## Problem statement
Respond with nothing but the number of lines in this data that include the word "color".

Data records for software interfaces:
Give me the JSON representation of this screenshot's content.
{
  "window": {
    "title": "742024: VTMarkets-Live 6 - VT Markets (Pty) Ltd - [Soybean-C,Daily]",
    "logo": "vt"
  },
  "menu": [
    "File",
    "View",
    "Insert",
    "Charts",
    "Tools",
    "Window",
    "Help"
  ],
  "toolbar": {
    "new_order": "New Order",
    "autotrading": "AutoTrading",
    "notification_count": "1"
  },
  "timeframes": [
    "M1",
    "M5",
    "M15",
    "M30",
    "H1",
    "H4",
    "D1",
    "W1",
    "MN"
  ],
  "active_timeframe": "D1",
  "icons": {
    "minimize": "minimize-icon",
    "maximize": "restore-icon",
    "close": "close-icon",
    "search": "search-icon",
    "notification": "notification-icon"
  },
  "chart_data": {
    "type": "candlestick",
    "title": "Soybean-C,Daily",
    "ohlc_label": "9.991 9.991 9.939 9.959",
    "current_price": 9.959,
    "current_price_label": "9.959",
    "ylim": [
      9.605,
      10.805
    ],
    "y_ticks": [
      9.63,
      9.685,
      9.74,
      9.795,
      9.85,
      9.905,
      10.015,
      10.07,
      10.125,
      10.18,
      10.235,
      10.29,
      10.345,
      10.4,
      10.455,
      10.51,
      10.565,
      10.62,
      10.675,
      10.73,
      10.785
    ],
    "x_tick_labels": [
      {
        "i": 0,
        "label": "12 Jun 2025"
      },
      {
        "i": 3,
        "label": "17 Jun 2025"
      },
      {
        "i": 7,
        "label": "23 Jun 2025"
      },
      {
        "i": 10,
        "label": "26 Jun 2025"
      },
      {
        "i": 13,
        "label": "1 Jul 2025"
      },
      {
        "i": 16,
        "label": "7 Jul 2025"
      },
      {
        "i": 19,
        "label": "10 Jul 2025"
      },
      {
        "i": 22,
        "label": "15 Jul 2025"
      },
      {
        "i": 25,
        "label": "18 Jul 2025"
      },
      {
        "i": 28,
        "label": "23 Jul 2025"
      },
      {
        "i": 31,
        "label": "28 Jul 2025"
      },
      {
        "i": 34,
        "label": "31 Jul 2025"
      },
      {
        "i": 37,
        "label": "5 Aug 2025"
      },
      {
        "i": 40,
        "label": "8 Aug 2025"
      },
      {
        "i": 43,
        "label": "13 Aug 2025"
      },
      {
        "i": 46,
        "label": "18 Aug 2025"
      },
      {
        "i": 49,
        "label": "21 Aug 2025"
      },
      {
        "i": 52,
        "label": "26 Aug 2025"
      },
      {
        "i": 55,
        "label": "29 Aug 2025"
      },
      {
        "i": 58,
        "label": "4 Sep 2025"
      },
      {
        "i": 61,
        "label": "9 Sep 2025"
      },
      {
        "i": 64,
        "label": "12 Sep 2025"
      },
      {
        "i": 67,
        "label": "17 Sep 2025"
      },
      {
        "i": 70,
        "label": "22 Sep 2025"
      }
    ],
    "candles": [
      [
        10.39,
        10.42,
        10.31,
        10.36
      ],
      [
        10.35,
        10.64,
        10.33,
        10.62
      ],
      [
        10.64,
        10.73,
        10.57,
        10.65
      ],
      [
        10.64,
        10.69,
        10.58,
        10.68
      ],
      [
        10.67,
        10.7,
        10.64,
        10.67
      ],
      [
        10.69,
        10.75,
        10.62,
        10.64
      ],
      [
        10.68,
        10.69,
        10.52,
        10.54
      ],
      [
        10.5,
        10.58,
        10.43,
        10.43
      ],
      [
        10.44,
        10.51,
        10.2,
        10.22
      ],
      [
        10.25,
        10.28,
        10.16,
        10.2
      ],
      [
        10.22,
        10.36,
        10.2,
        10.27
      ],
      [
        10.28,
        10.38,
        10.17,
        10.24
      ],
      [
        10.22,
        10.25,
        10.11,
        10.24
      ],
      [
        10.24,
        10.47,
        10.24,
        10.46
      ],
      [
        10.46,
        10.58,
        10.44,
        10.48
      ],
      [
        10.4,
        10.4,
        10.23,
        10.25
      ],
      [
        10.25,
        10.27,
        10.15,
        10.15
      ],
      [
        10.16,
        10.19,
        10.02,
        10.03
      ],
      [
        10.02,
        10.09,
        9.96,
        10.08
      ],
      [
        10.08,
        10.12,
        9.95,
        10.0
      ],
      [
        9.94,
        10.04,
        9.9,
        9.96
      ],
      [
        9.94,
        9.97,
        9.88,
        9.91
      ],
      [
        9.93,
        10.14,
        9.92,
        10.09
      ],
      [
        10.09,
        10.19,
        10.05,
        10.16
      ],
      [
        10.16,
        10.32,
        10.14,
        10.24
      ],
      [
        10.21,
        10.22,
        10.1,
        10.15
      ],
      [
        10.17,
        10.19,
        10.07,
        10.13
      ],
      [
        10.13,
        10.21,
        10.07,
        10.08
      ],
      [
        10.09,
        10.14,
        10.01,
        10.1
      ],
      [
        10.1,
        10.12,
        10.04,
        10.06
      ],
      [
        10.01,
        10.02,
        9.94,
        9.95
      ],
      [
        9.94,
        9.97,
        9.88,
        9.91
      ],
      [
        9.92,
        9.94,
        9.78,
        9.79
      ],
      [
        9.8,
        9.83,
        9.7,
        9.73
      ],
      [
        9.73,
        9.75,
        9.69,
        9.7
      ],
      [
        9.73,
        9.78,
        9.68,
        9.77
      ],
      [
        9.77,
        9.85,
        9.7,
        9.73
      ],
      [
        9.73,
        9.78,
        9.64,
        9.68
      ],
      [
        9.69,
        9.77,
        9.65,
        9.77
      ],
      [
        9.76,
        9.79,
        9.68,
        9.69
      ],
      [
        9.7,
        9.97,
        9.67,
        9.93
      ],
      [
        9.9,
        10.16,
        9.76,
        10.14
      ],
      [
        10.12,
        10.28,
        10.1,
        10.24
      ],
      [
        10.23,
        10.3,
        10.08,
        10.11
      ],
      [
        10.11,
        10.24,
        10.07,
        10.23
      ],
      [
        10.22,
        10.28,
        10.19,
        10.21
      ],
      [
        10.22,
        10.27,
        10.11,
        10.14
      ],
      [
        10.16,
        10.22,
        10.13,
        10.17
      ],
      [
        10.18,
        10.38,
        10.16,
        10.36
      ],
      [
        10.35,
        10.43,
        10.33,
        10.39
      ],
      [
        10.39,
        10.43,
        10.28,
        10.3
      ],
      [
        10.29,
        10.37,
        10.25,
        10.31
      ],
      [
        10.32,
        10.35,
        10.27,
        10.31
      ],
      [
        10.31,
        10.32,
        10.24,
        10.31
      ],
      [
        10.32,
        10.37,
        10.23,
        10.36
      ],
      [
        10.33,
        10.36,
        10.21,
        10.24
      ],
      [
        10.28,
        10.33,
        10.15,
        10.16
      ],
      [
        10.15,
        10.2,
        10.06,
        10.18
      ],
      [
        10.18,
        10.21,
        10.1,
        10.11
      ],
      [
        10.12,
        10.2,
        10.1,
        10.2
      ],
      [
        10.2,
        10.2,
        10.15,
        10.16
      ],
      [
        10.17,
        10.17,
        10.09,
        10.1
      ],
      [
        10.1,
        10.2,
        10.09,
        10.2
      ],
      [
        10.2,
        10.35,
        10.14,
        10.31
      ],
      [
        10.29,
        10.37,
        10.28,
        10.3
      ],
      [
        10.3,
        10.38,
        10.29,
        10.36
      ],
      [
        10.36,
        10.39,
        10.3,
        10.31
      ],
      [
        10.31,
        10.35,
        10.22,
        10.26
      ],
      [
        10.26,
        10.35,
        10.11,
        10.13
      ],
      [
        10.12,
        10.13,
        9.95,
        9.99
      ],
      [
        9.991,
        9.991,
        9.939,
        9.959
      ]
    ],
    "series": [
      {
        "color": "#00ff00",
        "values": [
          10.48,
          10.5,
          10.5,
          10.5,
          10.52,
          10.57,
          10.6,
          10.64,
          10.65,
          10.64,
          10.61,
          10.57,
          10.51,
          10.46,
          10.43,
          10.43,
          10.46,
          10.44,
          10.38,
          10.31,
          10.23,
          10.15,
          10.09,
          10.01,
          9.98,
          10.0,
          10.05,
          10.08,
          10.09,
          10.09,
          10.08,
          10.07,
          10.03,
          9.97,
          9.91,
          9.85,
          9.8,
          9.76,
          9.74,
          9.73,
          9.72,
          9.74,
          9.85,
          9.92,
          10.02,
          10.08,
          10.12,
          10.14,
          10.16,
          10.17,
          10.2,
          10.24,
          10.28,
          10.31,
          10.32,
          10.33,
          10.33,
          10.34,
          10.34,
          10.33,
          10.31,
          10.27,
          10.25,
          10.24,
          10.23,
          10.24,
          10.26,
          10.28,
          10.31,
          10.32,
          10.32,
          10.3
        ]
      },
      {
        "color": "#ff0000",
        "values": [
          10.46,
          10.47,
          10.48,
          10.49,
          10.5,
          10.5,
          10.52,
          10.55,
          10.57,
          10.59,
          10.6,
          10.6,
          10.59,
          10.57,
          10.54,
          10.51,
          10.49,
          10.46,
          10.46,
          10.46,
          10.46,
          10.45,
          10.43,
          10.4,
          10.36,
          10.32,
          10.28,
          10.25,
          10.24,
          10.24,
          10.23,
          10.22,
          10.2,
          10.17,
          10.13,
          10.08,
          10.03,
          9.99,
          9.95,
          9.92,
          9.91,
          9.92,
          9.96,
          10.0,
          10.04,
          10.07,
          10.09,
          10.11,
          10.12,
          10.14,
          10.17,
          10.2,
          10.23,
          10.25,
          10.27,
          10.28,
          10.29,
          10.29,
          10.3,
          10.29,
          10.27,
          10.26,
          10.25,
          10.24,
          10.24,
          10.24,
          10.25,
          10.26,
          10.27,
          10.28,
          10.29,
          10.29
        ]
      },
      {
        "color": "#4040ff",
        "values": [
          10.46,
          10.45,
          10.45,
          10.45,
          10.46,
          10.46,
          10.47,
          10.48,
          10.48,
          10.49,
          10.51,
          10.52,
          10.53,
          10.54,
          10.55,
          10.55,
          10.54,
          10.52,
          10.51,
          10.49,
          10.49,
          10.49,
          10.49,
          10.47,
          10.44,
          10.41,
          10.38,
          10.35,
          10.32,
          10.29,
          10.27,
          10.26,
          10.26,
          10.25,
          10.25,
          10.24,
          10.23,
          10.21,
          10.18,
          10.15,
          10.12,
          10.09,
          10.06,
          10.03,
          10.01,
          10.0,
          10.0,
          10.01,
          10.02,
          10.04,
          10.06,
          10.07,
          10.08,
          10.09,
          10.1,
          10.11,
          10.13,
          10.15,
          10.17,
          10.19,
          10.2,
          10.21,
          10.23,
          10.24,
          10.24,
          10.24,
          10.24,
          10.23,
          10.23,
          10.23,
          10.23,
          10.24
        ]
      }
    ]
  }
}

## Response
3